If the narrative of Gen X is that we’re highly cynical slackers, and always has been, we should not gloss over how Baby Boomers helped shape that narrative. It is also true that many Gen Xers took on cynicism as a key aspect of their identity. Meanwhile, our contributions to culture have often been ignored and overlooked. Quite a few members of Gen X took punk’s DIY attitude to its logical conclusion, building up alternatives to the mainstream culture where young people could practice forms of consumer democracy.4 The insistence on understanding Gen X only via the lens of negative cynicism—aloof, scathing, tuned out—ignores the many contributions made by Gen X to the culture, especially to popular culture. As a generation, we leaned hard into culture not just based on cynicism, but on anti-commercialism. The internet provides an example of that. In the early days of the World Wide Web (WWW) after Eternal September in 1993, Gen X found new ways to make and share culture. When we say the WWW, we don’t mean the internet itself. That existed prior to the WWW, as did cultural exchange on the internet.5 Many Gen Xers with access to computers created the earliest culture on the WWW. They often created culture for its own sake, for the pure fun of it. A good example is the Brothers Chaps, creators of the website Homestar Runner, which started as a book project in 1996. They still make videos for the Homestar Runner website. Despite its online popularity in the early 2000s, the series was never sold off to be monetized by a corporation. Today, it remains a sort of underground phenomenon for those in the know. Projects like Homestar Runner perhaps smacked of a kind of cynicism that questioned the mode of production for much of our pop culture. But the videos they made had a playful sense of optimism, too.

Their work tells us that we can create things for its own sake, rather than for simply building wealth. This sort of culture both appeals to our sense of insiderism that makes cynicism so attractive, but to our instinct for community building via the production of culture.
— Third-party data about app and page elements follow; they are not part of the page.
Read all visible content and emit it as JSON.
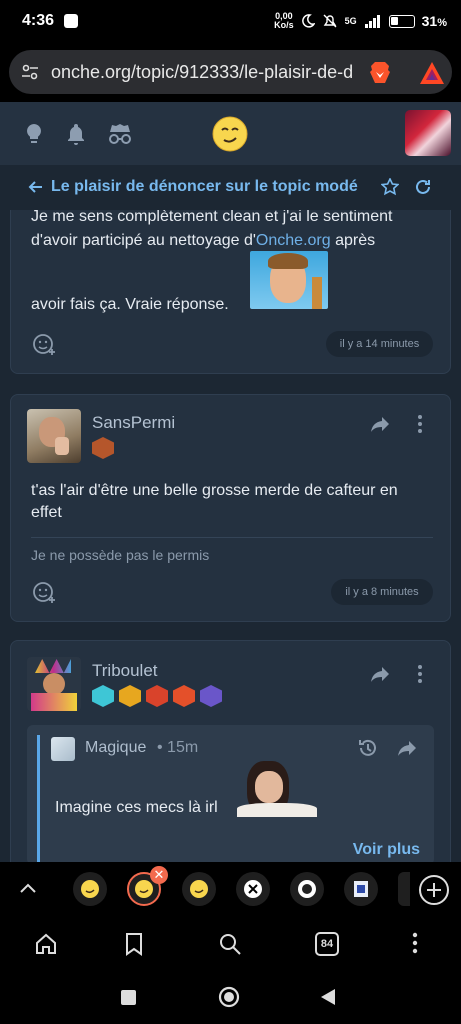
{
  "status_bar": {
    "time": "4:36",
    "net_speed": "0,00",
    "net_unit": "Ko/s",
    "signal": "5G",
    "battery": "31",
    "battery_unit": "%"
  },
  "browser": {
    "url": "onche.org/topic/912333/le-plaisir-de-d",
    "tab_count": "84"
  },
  "topic": {
    "title": "Le plaisir de dénoncer sur le topic modé"
  },
  "posts": [
    {
      "text_line1": "Je me sens complètement clean et j'ai le sentiment",
      "text_line2_prefix": "d'avoir participé au nettoyage d'",
      "text_line2_link": "Onche.org",
      "text_line2_suffix": " après",
      "text_line3": "avoir fais ça. Vraie réponse.",
      "time": "il y a 14 minutes"
    },
    {
      "username": "SansPermi",
      "text_line1": "t'as l'air d'être une belle grosse merde de cafteur en",
      "text_line2": "effet",
      "signature": "Je ne possède pas le permis",
      "time": "il y a 8 minutes"
    },
    {
      "username": "Triboulet",
      "quote": {
        "author": "Magique",
        "time": "• 15m",
        "text": "Imagine ces mecs là irl",
        "more": "Voir plus"
      }
    }
  ],
  "colors": {
    "accent": "#78b9ee",
    "background": "#1c2733",
    "card": "#243140",
    "header": "#253241"
  }
}
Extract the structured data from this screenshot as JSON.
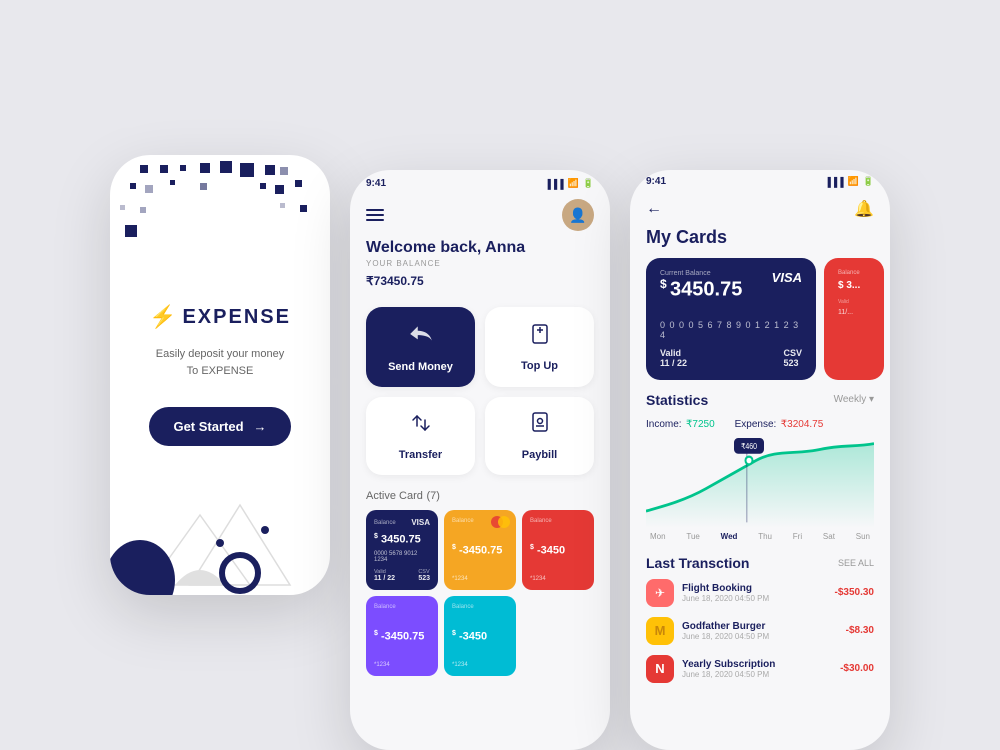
{
  "splash": {
    "brand": "EXPENSE",
    "tagline_line1": "Easily deposit your money",
    "tagline_line2": "To EXPENSE",
    "get_started": "Get Started"
  },
  "main": {
    "status_time": "9:41",
    "welcome": "Welcome back, Anna",
    "balance_label": "YOUR BALANCE",
    "balance_currency": "₹",
    "balance_amount": "73450.75",
    "actions": [
      {
        "label": "Send Money",
        "icon": "✈",
        "dark": true
      },
      {
        "label": "Top Up",
        "icon": "📱",
        "dark": false
      },
      {
        "label": "Transfer",
        "icon": "⇄",
        "dark": false
      },
      {
        "label": "Paybill",
        "icon": "📄",
        "dark": false
      }
    ],
    "active_cards_title": "Active Card",
    "active_cards_count": "7",
    "cards": [
      {
        "type": "VISA",
        "theme": "navy",
        "balance_label": "Balance",
        "balance": "3450.75",
        "number": "0000 5678 9012 1234",
        "valid_label": "Valid",
        "valid": "11/22",
        "csv_label": "CSV",
        "csv": "523"
      },
      {
        "type": "MC",
        "theme": "orange",
        "balance_label": "Balance",
        "balance": "-3450.75",
        "number": "*1234"
      },
      {
        "type": "",
        "theme": "red",
        "balance_label": "Balance",
        "balance": "-3450",
        "number": "*1234"
      },
      {
        "type": "",
        "theme": "purple",
        "balance_label": "Balance",
        "balance": "-3450.75",
        "number": "*1234"
      },
      {
        "type": "teal",
        "theme": "teal",
        "balance_label": "Balance",
        "balance": "-3450",
        "number": "*1234"
      }
    ]
  },
  "stats": {
    "status_time": "9:41",
    "title": "My Cards",
    "featured_card": {
      "balance_label": "Current Balance",
      "balance": "3450.75",
      "number": "0 0 0 0   5 6 7 8   9 0 1 2   1 2 3 4",
      "valid_label": "Valid",
      "valid": "11 / 22",
      "csv_label": "CSV",
      "csv": "523",
      "type": "VISA"
    },
    "peek_card": {
      "label": "Balance",
      "value": "$ 3..."
    },
    "statistics_title": "Statistics",
    "weekly": "Weekly ▾",
    "income_label": "Income:",
    "income_value": "₹7250",
    "expense_label": "Expense:",
    "expense_value": "₹3204.75",
    "chart_days": [
      "Mon",
      "Tue",
      "Wed",
      "Thu",
      "Fri",
      "Sat",
      "Sun"
    ],
    "chart_active_day": "Wed",
    "chart_tooltip": "₹460",
    "last_transaction_title": "Last Transction",
    "see_all": "SEE ALL",
    "transactions": [
      {
        "name": "Flight Booking",
        "date": "June 18, 2020 04:50 PM",
        "amount": "-$350.30",
        "icon": "✈",
        "icon_bg": "#ff6b6b",
        "icon_color": "#fff"
      },
      {
        "name": "Godfather Burger",
        "date": "June 18, 2020 04:50 PM",
        "amount": "-$8.30",
        "icon": "M",
        "icon_bg": "#ffc107",
        "icon_color": "#c8860a"
      },
      {
        "name": "Yearly Subscription",
        "date": "June 18, 2020 04:50 PM",
        "amount": "-$30.00",
        "icon": "N",
        "icon_bg": "#e53935",
        "icon_color": "#fff"
      }
    ]
  }
}
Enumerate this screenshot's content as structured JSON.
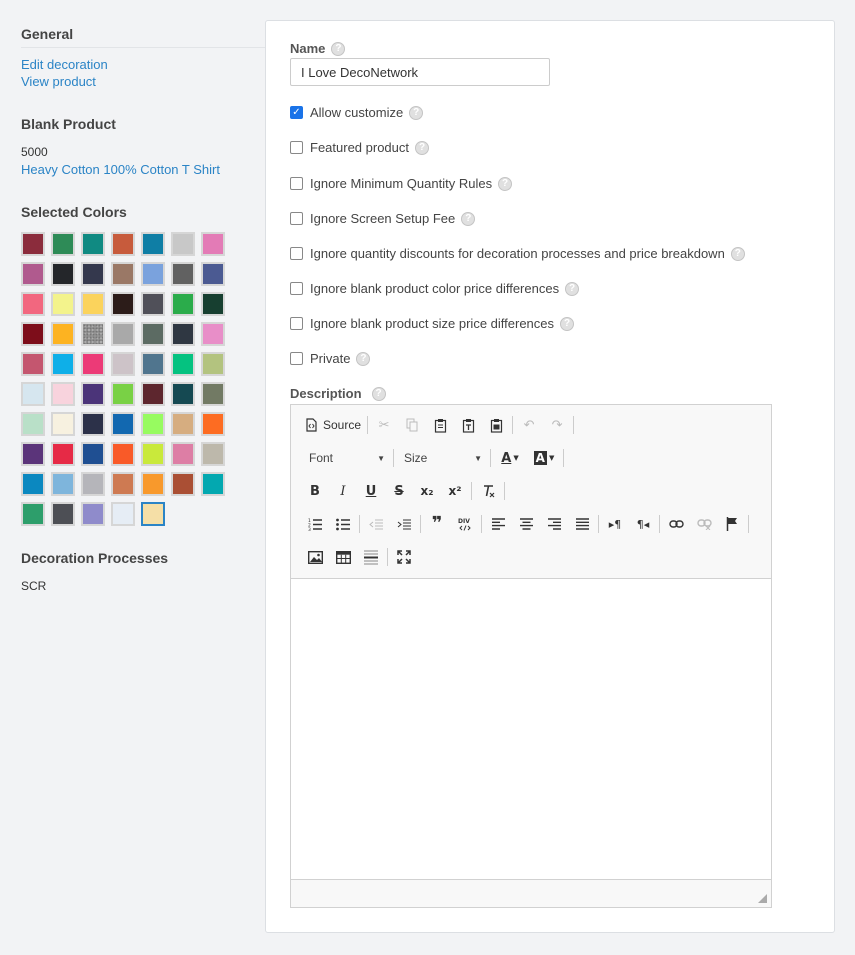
{
  "sidebar": {
    "general_heading": "General",
    "links": [
      "Edit decoration",
      "View product"
    ],
    "blank_heading": "Blank Product",
    "product_code": "5000",
    "product_name": "Heavy Cotton 100% Cotton T Shirt",
    "colors_heading": "Selected Colors",
    "colors": [
      "#8b2c3c",
      "#2e8b57",
      "#108a82",
      "#c75b3c",
      "#0f7ea5",
      "#c8c8c8",
      "#e37bb6",
      "#b05a8e",
      "#24262a",
      "#34384d",
      "#9a7866",
      "#7aa2dd",
      "#616161",
      "#4b5a92",
      "#f2677f",
      "#f3f38c",
      "#fbd35c",
      "#2c1c19",
      "#505059",
      "#2bac4b",
      "#173f30",
      "#7d0d1a",
      "#fdb321",
      "heather",
      "#a9a9a9",
      "#5c6b63",
      "#2f3742",
      "#e88ec8",
      "#c4566f",
      "#0eafe8",
      "#ec3a77",
      "#cdc3c8",
      "#50758e",
      "#05c280",
      "#b3c37f",
      "#d6e6ef",
      "#f8d3dd",
      "#4b3479",
      "#79d145",
      "#5d262e",
      "#154952",
      "#727a64",
      "#b9e0c8",
      "#f7f1e0",
      "#2c3149",
      "#1268b0",
      "#97fb60",
      "#d6ad80",
      "#fd6c22",
      "#5b347a",
      "#e62a46",
      "#1f4f92",
      "#f95a28",
      "#c9e93b",
      "#dd7ea5",
      "#bdb8ab",
      "#0b88c0",
      "#7eb5dc",
      "#b5b5ba",
      "#ce7a52",
      "#f8992c",
      "#aa4f34",
      "#03a8b0",
      "#2d9e6b",
      "#4d4f55",
      "#8f8bcb",
      "#e6edf5",
      "#f5dfa7"
    ],
    "selected_index": 67,
    "processes_heading": "Decoration Processes",
    "process": "SCR"
  },
  "form": {
    "name_label": "Name",
    "name_value": "I Love DecoNetwork",
    "help_glyph": "?",
    "checkboxes": [
      {
        "label": "Allow customize",
        "checked": true
      },
      {
        "label": "Featured product",
        "checked": false
      },
      {
        "label": "Ignore Minimum Quantity Rules",
        "checked": false
      },
      {
        "label": "Ignore Screen Setup Fee",
        "checked": false
      },
      {
        "label": "Ignore quantity discounts for decoration processes and price breakdown",
        "checked": false
      },
      {
        "label": "Ignore blank product color price differences",
        "checked": false
      },
      {
        "label": "Ignore blank product size price differences",
        "checked": false
      },
      {
        "label": "Private",
        "checked": false
      }
    ],
    "description_label": "Description"
  },
  "editor": {
    "source_label": "Source",
    "font_label": "Font",
    "size_label": "Size",
    "bold": "B",
    "italic": "I",
    "underline": "U",
    "strike": "S",
    "sub": "x₂",
    "sup": "x²",
    "text_color": "A",
    "bg_color": "A"
  }
}
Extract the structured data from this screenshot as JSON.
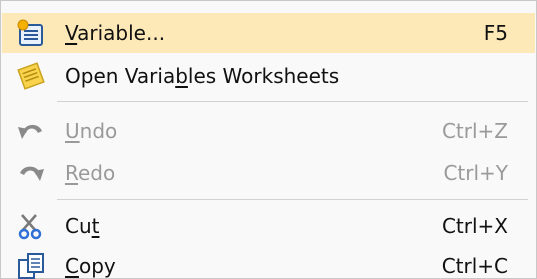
{
  "menu": {
    "items": [
      {
        "pre": "",
        "mn": "V",
        "post": "ariable...",
        "shortcut": "F5",
        "icon": "variable-icon",
        "enabled": true,
        "highlighted": true
      },
      {
        "pre": "Open Varia",
        "mn": "b",
        "post": "les Worksheets",
        "shortcut": "",
        "icon": "worksheets-icon",
        "enabled": true,
        "highlighted": false
      },
      {
        "pre": "",
        "mn": "U",
        "post": "ndo",
        "shortcut": "Ctrl+Z",
        "icon": "undo-icon",
        "enabled": false,
        "highlighted": false
      },
      {
        "pre": "",
        "mn": "R",
        "post": "edo",
        "shortcut": "Ctrl+Y",
        "icon": "redo-icon",
        "enabled": false,
        "highlighted": false
      },
      {
        "pre": "Cu",
        "mn": "t",
        "post": "",
        "shortcut": "Ctrl+X",
        "icon": "scissors-icon",
        "enabled": true,
        "highlighted": false
      },
      {
        "pre": "",
        "mn": "C",
        "post": "opy",
        "shortcut": "Ctrl+C",
        "icon": "copy-icon",
        "enabled": true,
        "highlighted": false
      }
    ]
  },
  "colors": {
    "highlight": "#fde9b8",
    "disabled_text": "#9a9a9a",
    "separator": "#d2d2d2"
  }
}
Digging deeper into the history of phenomenon such as post-punk or the early WWW culture, a new way of thinking about the cynicism of Gen X presents itself. The poster on reddit could be correct—Gen X is not nearly as darkly cynical as we are often perceived. A recent Ted-Ed video details a historical overview of cynicism as a philosophical stance, starting with Diogenes of Sinope. His primary philosophy, the narrator noted, was later taken up by the hippies and I’d argue some punks.

He and they placed great value on questioning society. He and others have even sought to live outside of society, because of their cynical skepticism. The culture built by Gen X has been commodified to some degree, of course. If it proves profitable, corporations will seek to domesticate and re-sell it to a larger audience. Yet democratic cultural spaces continues to exist today. Some of that is due to us cynical Gen Xers.


1 Paula Gottula Miles, “Generation X: A Social Movement Towards Cynicism,” (MA Thesis, University Nevada, Las Vegas, 1997), 1.

2 Miles, “Generation X,” 5.

3 Miles, “Generation X,” 6.

4 Alan O’Connor, Punk Record Labels and the Struggle for Autonomy, (Lanham, MD: Lexington Books, 2008).

5 Fred Turner, From Counterculture to Cyberculture: Stewart Brand, the Whole Earth Network, and the Rise of Digital Utopianism, (Chicago: University of Chicago Press, 2008).